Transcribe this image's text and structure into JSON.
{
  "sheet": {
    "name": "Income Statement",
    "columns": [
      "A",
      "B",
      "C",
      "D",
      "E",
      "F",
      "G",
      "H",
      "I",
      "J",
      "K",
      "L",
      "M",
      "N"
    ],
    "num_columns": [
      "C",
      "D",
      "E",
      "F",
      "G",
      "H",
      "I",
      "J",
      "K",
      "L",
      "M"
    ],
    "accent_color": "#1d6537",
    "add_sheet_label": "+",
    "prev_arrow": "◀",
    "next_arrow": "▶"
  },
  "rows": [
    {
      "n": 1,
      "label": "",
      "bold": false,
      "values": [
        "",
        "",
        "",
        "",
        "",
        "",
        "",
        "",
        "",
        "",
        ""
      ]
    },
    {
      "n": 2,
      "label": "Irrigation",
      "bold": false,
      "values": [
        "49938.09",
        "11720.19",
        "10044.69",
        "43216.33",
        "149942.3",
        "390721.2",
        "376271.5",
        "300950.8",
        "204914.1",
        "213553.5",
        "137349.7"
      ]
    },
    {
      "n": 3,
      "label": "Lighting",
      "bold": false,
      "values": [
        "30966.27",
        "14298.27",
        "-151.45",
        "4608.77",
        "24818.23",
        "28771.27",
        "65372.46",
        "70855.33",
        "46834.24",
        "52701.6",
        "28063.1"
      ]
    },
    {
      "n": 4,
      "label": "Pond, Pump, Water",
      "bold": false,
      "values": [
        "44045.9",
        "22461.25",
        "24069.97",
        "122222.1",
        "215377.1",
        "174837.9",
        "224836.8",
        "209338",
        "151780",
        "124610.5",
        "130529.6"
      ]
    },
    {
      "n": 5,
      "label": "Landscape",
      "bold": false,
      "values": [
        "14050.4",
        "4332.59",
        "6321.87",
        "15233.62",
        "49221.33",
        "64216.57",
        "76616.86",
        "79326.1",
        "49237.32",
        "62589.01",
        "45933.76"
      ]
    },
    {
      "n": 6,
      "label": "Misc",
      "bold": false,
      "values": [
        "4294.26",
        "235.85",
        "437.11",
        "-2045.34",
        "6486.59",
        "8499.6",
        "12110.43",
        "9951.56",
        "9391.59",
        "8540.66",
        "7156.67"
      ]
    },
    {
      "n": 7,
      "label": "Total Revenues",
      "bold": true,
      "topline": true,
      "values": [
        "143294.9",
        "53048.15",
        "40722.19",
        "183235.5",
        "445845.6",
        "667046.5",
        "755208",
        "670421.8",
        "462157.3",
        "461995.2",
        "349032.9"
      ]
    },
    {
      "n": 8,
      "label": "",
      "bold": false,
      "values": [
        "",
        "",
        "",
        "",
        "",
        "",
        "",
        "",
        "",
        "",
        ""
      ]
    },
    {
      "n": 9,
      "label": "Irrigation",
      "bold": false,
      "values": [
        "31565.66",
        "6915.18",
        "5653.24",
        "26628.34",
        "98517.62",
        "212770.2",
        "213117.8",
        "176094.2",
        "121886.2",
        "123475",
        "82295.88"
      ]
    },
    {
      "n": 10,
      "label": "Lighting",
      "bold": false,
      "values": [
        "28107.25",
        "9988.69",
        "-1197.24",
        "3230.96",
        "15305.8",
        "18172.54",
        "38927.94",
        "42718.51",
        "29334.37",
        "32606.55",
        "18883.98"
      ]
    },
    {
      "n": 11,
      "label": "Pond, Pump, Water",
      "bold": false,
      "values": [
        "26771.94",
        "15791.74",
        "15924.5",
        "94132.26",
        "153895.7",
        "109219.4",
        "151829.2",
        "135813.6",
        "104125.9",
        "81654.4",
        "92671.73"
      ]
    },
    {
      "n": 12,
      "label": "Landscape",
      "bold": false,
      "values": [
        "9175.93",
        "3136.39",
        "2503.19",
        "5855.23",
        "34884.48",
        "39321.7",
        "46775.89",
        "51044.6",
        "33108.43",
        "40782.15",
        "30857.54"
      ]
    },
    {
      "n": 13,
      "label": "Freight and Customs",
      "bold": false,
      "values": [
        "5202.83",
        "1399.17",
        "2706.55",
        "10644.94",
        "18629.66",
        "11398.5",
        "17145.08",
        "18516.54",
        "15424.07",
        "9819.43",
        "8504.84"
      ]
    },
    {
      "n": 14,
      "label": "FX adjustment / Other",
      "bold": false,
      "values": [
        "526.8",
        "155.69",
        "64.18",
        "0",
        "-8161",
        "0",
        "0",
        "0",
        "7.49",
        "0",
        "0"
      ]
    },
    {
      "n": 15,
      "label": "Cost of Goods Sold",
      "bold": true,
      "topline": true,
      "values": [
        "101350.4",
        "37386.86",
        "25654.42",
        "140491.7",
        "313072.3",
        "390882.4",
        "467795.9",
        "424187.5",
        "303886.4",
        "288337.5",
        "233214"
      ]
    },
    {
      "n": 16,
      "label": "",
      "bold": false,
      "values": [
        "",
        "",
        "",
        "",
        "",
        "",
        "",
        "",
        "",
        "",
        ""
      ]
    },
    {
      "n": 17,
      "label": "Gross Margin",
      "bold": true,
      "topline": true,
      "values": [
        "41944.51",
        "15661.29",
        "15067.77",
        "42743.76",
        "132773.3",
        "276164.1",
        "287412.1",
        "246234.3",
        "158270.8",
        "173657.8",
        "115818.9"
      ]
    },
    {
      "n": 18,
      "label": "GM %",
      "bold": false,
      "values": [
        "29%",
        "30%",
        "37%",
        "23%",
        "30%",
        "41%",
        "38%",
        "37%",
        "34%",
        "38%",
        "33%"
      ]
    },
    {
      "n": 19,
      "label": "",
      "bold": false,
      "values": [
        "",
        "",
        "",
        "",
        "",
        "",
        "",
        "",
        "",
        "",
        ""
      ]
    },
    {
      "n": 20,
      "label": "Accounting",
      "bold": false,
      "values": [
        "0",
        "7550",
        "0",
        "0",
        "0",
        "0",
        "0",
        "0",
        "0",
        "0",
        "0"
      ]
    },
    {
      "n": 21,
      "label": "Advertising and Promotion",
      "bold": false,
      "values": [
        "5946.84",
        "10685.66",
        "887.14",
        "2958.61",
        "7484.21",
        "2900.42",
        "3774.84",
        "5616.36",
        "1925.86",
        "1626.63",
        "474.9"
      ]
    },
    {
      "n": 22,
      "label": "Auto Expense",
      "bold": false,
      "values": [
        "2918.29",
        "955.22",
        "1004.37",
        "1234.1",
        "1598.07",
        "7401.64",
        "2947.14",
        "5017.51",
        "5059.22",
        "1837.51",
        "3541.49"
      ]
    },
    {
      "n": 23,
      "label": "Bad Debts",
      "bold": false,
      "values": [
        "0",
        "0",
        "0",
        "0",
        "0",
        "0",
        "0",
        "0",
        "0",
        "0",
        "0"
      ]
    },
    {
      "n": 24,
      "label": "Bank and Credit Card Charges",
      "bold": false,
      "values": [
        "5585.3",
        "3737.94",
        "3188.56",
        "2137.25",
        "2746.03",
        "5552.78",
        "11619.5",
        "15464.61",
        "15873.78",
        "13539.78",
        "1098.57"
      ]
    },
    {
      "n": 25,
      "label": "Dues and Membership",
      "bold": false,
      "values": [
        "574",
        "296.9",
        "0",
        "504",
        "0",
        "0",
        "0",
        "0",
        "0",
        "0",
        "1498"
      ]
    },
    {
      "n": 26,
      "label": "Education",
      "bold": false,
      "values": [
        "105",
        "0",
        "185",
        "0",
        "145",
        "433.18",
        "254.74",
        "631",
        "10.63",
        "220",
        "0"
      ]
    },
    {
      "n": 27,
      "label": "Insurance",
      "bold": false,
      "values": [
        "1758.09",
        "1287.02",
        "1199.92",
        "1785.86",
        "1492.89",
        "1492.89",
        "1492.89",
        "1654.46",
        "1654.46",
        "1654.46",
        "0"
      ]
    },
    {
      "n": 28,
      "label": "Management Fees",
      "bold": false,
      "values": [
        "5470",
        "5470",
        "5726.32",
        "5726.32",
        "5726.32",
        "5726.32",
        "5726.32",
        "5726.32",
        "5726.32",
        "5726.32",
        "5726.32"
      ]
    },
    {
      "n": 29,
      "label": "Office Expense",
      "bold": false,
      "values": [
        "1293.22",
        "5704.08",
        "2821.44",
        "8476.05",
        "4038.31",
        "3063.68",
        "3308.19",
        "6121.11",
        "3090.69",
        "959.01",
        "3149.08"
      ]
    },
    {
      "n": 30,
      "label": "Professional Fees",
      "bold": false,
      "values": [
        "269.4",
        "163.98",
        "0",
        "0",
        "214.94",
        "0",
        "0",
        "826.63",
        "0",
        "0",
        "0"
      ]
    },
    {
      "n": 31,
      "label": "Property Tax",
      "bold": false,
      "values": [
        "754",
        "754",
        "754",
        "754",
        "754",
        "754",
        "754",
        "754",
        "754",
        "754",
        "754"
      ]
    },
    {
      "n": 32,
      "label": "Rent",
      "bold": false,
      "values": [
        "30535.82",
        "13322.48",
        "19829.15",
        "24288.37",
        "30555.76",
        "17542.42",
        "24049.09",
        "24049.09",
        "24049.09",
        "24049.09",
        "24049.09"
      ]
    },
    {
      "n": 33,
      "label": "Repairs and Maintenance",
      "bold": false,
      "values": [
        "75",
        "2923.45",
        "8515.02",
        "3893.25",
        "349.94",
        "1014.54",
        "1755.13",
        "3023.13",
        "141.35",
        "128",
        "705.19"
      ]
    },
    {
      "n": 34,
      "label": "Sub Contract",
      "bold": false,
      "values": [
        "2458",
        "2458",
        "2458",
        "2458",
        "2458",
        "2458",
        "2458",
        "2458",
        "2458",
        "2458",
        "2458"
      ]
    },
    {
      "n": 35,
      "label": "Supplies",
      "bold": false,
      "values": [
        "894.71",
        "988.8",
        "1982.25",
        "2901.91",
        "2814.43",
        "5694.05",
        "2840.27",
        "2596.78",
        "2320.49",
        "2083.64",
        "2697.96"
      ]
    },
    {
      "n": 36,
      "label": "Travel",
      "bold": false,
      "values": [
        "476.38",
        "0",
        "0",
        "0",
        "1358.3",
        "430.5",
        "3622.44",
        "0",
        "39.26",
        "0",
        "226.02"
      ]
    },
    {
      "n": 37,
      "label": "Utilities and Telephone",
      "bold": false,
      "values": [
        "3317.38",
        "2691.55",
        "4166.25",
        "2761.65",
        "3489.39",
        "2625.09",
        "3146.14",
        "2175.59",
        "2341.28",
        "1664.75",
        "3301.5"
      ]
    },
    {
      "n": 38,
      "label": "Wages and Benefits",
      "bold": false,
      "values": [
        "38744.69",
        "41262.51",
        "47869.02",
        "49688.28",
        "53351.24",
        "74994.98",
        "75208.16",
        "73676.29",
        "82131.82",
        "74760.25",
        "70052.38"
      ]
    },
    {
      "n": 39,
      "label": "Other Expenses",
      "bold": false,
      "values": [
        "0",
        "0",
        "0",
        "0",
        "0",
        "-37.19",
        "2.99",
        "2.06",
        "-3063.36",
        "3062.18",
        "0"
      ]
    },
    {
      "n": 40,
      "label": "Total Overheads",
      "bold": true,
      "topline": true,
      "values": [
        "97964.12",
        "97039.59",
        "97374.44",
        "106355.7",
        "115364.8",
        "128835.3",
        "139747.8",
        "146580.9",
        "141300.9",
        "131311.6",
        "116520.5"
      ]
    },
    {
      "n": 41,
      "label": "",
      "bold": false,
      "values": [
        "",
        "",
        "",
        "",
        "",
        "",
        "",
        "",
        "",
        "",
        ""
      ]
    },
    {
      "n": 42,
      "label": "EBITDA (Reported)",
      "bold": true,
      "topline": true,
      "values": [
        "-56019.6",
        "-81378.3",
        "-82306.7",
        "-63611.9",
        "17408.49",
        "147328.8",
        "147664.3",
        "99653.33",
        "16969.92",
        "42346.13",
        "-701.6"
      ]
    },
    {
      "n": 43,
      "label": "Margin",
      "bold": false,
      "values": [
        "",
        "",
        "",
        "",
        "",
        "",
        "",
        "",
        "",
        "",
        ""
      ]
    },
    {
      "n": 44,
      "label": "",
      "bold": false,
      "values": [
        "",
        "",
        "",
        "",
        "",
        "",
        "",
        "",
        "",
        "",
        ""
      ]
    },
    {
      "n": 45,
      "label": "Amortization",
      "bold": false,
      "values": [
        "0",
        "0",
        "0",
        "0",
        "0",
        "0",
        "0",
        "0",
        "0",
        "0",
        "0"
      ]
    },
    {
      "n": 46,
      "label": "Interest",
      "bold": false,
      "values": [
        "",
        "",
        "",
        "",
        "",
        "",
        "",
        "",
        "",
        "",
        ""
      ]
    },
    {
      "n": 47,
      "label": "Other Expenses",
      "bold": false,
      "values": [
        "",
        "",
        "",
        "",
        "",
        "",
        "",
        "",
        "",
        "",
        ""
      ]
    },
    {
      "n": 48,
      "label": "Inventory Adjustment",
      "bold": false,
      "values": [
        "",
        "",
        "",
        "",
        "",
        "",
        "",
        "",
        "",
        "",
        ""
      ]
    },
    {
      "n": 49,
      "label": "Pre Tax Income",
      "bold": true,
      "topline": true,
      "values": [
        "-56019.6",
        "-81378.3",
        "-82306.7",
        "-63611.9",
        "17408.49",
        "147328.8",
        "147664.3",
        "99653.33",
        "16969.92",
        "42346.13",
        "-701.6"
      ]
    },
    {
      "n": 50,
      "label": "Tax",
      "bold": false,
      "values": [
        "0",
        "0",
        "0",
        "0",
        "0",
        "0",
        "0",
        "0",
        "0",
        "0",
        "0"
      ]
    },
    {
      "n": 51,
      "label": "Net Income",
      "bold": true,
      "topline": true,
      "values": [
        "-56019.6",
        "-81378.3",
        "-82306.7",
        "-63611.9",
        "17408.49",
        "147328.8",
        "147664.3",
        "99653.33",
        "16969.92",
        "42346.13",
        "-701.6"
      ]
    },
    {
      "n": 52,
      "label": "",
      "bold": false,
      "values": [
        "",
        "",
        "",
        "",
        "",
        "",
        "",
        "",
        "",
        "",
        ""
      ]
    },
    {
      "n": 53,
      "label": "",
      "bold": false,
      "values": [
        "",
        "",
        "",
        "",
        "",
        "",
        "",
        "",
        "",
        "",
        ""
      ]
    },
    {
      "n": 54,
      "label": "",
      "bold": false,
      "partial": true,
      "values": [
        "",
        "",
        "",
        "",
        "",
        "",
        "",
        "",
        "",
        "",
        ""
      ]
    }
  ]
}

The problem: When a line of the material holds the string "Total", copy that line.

Task solution:
      "label": "Total Revenues",
      "label": "Total Overheads",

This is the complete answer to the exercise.